April 2003: Recently logged
plantation which drains directly into Happy Valley Creek. This shot
was taken from Road 11. Note obvious steepness of the terrain.
Happy Valley Creek, Mytrleford: A small creek flowing through grazing
land, sand bed, joining Ovens River below Myrtleford. Contains some
brown trout to 640g, and some river blackfish and redfin. Some trout
spawning occurs in the stream, and trout enter the creek from the Ovens
Ovens River: The rivers all flow north, from heavily forested mountain
country through excessive river flats to the Murray River. Murray cod
populations close to the Murray River. Small river blackfish are common
in many rivers, Macquarie Perch are still occasionally caught, and catches

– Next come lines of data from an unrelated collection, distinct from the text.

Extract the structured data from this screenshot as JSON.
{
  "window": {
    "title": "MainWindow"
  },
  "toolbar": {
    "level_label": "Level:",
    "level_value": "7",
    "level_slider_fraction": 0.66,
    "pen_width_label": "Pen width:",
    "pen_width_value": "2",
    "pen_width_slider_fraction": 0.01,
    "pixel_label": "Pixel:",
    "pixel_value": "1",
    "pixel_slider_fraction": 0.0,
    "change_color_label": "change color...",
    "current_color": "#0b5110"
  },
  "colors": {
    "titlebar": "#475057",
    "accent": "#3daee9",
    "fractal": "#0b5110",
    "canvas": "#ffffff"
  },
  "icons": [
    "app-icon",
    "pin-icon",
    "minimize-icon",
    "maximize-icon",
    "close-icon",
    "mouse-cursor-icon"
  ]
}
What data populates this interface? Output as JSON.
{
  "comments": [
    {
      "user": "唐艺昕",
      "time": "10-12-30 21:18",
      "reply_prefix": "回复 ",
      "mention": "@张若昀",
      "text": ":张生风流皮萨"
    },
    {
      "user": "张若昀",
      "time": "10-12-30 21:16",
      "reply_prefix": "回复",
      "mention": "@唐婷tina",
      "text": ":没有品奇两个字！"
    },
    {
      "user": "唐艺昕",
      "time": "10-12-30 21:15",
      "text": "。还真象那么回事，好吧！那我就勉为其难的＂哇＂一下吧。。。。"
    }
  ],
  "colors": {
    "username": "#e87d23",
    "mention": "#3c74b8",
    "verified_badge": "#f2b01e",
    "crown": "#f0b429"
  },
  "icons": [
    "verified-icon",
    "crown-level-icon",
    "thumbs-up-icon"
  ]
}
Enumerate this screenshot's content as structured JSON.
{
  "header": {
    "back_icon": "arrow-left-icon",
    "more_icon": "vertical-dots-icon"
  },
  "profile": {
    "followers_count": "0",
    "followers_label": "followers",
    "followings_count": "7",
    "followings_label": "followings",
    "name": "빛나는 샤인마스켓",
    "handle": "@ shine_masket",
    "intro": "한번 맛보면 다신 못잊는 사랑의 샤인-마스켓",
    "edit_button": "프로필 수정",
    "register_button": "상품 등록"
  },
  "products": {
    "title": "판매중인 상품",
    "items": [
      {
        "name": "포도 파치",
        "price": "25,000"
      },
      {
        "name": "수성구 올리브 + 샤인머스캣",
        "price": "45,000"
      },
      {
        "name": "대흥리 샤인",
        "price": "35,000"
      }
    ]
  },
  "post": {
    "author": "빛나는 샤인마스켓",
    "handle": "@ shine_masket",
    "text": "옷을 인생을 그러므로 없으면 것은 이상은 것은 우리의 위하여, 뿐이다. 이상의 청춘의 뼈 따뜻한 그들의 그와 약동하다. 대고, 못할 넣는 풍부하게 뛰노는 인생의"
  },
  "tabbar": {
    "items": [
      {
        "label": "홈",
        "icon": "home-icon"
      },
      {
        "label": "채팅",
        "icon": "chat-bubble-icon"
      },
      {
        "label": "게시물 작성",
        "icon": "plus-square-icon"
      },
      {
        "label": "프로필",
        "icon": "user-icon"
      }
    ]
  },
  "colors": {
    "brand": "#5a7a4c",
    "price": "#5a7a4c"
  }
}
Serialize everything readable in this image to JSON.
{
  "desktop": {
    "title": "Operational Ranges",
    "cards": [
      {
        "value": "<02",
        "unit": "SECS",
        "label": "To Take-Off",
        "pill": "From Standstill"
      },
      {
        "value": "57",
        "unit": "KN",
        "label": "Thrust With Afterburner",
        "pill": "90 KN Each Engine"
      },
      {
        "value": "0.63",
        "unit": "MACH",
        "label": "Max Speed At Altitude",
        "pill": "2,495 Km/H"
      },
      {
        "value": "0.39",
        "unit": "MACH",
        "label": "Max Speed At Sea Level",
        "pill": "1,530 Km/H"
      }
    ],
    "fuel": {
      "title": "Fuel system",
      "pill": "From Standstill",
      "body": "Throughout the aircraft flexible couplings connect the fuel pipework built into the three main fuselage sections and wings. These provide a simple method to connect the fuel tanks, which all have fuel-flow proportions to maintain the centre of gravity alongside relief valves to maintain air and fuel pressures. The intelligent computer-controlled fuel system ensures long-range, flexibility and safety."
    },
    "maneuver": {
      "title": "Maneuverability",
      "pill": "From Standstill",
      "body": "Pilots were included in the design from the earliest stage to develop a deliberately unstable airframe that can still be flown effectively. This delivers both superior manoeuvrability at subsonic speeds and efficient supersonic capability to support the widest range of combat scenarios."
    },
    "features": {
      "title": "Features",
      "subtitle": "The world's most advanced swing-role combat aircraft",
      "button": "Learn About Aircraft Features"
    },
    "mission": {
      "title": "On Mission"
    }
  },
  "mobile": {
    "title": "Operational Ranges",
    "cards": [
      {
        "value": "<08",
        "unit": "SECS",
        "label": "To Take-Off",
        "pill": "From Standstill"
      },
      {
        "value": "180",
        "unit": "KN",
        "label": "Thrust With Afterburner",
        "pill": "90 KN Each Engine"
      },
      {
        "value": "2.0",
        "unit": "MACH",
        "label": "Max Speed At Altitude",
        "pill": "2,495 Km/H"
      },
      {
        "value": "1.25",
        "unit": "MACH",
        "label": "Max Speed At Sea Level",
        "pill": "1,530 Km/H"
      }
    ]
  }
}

of golden perch are also being reported. Brown trout widely distributed
through system with rainbow trout most abundant in upper reaches. Upstream
from Myrtleford - Brown Trout to 1.3kg, some rainbow trout, small redfin
and river blackfish.
Ovens River: Upstream from Myrtleford - Brown Trout to 1.3kg, some rainbow
trout, small redfin and river blackfish.
Source: A Guide to the Inland Angling Waters of Victoria by BR Tunbridge,
PL Rogan, CA Barnham. Department Conservation and Environment. Arthur
Rylah Institute for Environmental Research, 123 Brown St, Heidelberg,
3084. (4th ed - 1991)
93-143: March 01: Whole
mountainside covered in pine. Massive erosion potential when harvested.
93-143 March 01: Inside
plantation. There are some milder slopes.
93-144: Recent pine clearance.
Northern slopes. March 01.
93-144 March 01: Photo taken
from north east of plantation. Whole hillside is pine.